Elsie  Houston           (Marston 51011)
V1911. ELSIE HOUSTON: Elsie Houston: Queen of Brazilian Song, incl. Songs by Villa-Lobos, Fernandez, Nin, Ravel, Nilvar, Jamblan/Herpin, Barlow, Alvaro Moreira/Hekel Tavares, Bandeira/Ovalle, Ovalle, etc. Marston 51011, recorded 1928-41, incl. de Falla's SIETE CANCIONES POPULARES ESPANOLAS, Unpublished RCA 1941 matrices, plus 7 Unpublished Liberty Music Shop titles. Transfers by Ward Marston. Final copies! - 638335101101


“Houston’s voice is usually described as a soprano, but that was only one of the many voices she used to capture the color of Brazilian music. There was the guttural voice she used to create the incantation in ‘Jongo’, the magic spell of Makumba. In her performances of the song, the lights were dimmed to nothing and in the dark, illuminated only by candles, she would play a drum while she chanted….Sometimes she would use her voice like a percussive instrument, usually in music that was driving and syncopated, typical of Afro-Brazilian rhythms. In this music we can hear her extraordinary rhythmic sense. But then, in the most intimate moments, she became a French diseuse (monologist), as she whispered ‘Mon ami!’

Houston made a series of recordings for New York’s Liberty Music Shop, only four of which were issued….the group provides a glimpse of the variety of her art, ranging from ‘Jongo’ and ‘Xango’….The three French songs have their moments. ‘Mon ami’, based on a simple scale, starts with casual insouciance, but as the scale rises the diseuse becomes more and more tormented until, at the last note, the performer is almost in tears because of her ‘ami’….Her recording of ‘Fado’ (Fate) is so despairing, as if it were the summing up of her life….[In 1943] she took her own life with an overdose of sleeping pills….There is enormous irony to her sad end, for had she delayed just a little, she would have received a check from Mrs. Bliss, the wealthy arts patron who lived in Dumbarton Oaks in Georgetown, where Houston had sung.
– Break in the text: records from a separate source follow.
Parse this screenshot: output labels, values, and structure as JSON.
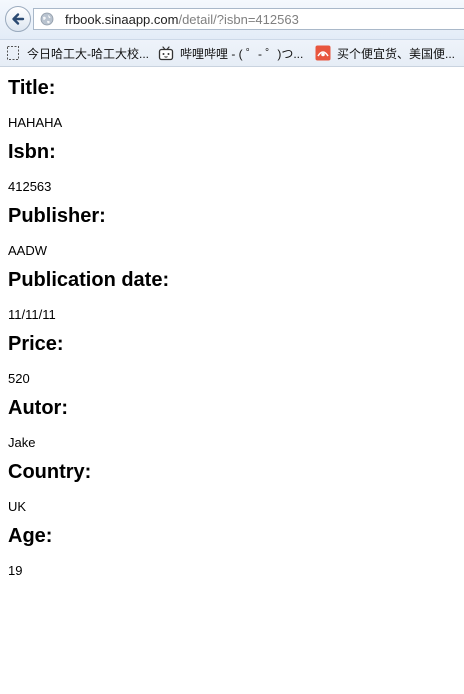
{
  "browser": {
    "url_host": "frbook.sinaapp.com",
    "url_path": "/detail/?isbn=412563",
    "bookmarks": [
      {
        "label": "今日哈工大-哈工大校...",
        "icon": "page-icon"
      },
      {
        "label": "哔哩哔哩 - ( ゜- ゜)つ...",
        "icon": "bilibili-tv-icon"
      },
      {
        "label": "买个便宜货、美国便...",
        "icon": "shopping-site-icon"
      }
    ]
  },
  "book": {
    "fields": [
      {
        "label": "Title:",
        "value": "HAHAHA"
      },
      {
        "label": "Isbn:",
        "value": "412563"
      },
      {
        "label": "Publisher:",
        "value": "AADW"
      },
      {
        "label": "Publication date:",
        "value": "11/11/11"
      },
      {
        "label": "Price:",
        "value": "520"
      },
      {
        "label": "Autor:",
        "value": "Jake"
      },
      {
        "label": "Country:",
        "value": "UK"
      },
      {
        "label": "Age:",
        "value": "19"
      }
    ]
  }
}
Perhaps we will never know details…but what matters is that the world lost a great and unique artist.”

- Ed Blickstein with Gregor Benko, Marston Records